EXERCISE INPUT:
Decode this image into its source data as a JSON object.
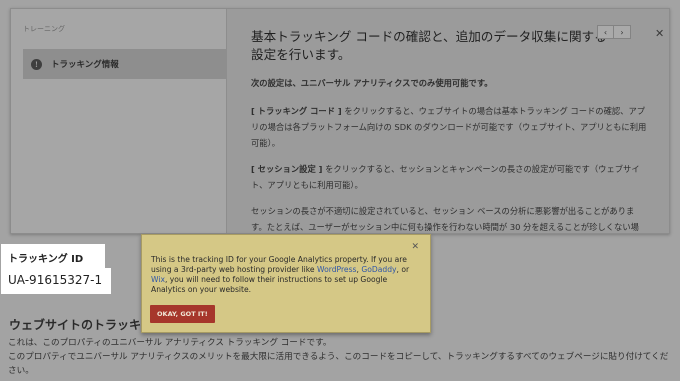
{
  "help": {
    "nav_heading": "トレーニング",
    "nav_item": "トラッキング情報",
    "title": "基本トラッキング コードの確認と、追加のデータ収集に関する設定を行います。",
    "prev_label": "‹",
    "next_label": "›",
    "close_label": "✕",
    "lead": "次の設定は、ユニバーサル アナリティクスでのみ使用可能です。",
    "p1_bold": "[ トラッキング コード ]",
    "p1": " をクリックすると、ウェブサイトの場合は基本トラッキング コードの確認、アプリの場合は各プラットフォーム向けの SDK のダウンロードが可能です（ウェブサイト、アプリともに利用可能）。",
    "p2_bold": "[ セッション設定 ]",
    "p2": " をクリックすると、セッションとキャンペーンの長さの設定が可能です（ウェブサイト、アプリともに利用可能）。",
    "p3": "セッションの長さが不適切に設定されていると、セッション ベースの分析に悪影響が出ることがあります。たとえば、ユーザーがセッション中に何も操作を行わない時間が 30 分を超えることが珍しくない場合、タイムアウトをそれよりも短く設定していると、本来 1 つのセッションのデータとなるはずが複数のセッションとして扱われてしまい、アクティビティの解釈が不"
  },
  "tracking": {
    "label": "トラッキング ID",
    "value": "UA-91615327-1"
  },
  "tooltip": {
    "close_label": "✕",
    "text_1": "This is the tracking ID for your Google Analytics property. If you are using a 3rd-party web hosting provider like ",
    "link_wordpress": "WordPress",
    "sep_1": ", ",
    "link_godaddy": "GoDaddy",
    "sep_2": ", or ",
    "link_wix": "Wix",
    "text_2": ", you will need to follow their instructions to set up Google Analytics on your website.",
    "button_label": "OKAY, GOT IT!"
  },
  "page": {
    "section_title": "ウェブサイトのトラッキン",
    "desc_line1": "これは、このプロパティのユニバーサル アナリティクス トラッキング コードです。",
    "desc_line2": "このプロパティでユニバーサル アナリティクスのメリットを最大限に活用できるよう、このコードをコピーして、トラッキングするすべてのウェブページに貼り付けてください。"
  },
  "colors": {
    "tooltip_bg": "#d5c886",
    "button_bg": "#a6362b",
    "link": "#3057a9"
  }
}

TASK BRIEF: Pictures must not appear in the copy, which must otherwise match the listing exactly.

RESULT OF THIS TASK:
Decode this image into its source data as a JSON object.
{
  "help": {
    "nav_heading": "トレーニング",
    "nav_item": "トラッキング情報",
    "title": "基本トラッキング コードの確認と、追加のデータ収集に関する設定を行います。",
    "prev_label": "‹",
    "next_label": "›",
    "close_label": "✕",
    "lead": "次の設定は、ユニバーサル アナリティクスでのみ使用可能です。",
    "p1_bold": "[ トラッキング コード ]",
    "p1": " をクリックすると、ウェブサイトの場合は基本トラッキング コードの確認、アプリの場合は各プラットフォーム向けの SDK のダウンロードが可能です（ウェブサイト、アプリともに利用可能）。",
    "p2_bold": "[ セッション設定 ]",
    "p2": " をクリックすると、セッションとキャンペーンの長さの設定が可能です（ウェブサイト、アプリともに利用可能）。",
    "p3": "セッションの長さが不適切に設定されていると、セッション ベースの分析に悪影響が出ることがあります。たとえば、ユーザーがセッション中に何も操作を行わない時間が 30 分を超えることが珍しくない場合、タイムアウトをそれよりも短く設定していると、本来 1 つのセッションのデータとなるはずが複数のセッションとして扱われてしまい、アクティビティの解釈が不"
  },
  "tracking": {
    "label": "トラッキング ID",
    "value": "UA-91615327-1"
  },
  "tooltip": {
    "close_label": "✕",
    "text_1": "This is the tracking ID for your Google Analytics property. If you are using a 3rd-party web hosting provider like ",
    "link_wordpress": "WordPress",
    "sep_1": ", ",
    "link_godaddy": "GoDaddy",
    "sep_2": ", or ",
    "link_wix": "Wix",
    "text_2": ", you will need to follow their instructions to set up Google Analytics on your website.",
    "button_label": "OKAY, GOT IT!"
  },
  "page": {
    "section_title": "ウェブサイトのトラッキン",
    "desc_line1": "これは、このプロパティのユニバーサル アナリティクス トラッキング コードです。",
    "desc_line2": "このプロパティでユニバーサル アナリティクスのメリットを最大限に活用できるよう、このコードをコピーして、トラッキングするすべてのウェブページに貼り付けてください。"
  },
  "colors": {
    "tooltip_bg": "#d5c886",
    "button_bg": "#a6362b",
    "link": "#3057a9"
  }
}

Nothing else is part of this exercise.